## Data extracts
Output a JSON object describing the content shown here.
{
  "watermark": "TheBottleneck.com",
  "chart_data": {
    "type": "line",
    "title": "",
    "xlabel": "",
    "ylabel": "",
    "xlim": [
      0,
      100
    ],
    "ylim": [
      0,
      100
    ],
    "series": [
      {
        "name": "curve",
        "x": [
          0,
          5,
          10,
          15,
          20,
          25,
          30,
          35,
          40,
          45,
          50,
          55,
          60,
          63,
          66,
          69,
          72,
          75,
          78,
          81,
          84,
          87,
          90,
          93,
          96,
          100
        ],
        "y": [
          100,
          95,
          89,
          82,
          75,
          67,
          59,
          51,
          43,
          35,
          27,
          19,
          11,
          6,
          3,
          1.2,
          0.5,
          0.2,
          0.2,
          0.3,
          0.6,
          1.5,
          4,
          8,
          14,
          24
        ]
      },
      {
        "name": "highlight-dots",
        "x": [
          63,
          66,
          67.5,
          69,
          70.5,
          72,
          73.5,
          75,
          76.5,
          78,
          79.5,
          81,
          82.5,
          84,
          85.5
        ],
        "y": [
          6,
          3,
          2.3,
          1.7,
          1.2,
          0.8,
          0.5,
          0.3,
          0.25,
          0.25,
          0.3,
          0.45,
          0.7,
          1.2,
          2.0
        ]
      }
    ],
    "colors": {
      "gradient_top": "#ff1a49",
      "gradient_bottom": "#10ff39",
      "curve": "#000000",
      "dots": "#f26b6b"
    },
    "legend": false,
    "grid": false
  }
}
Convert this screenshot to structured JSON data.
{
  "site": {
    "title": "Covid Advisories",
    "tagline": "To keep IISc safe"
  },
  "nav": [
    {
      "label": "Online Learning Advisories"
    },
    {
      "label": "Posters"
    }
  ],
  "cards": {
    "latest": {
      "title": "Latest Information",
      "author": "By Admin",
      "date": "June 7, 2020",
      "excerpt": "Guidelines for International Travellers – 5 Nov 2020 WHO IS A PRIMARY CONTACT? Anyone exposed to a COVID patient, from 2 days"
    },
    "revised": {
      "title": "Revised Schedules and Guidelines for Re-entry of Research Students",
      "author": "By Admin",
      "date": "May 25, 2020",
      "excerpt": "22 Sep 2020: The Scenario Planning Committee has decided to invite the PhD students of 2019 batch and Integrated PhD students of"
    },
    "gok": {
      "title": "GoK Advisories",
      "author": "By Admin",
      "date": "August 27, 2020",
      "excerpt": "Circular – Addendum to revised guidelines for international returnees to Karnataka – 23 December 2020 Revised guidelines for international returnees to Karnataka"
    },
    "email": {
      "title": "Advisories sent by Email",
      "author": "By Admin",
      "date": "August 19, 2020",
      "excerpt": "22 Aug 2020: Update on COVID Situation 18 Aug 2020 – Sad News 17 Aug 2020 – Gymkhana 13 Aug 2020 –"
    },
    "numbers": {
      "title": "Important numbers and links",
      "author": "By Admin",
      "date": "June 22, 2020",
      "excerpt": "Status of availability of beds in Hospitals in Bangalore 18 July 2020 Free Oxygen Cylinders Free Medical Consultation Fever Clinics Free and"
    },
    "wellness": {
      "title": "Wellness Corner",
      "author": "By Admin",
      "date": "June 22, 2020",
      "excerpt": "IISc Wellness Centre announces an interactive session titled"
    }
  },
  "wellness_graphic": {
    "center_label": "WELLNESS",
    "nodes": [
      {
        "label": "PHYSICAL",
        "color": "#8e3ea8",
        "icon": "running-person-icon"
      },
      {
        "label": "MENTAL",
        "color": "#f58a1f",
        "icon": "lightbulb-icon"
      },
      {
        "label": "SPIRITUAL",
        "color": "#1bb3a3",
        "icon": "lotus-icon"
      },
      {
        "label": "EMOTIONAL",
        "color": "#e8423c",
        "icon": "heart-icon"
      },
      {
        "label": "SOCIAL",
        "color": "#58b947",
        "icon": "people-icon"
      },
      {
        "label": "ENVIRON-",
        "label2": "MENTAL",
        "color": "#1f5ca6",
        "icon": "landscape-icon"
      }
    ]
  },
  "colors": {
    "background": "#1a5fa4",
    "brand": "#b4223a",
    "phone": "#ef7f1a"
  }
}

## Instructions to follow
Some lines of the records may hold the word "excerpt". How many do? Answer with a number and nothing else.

## Result for this exercise
6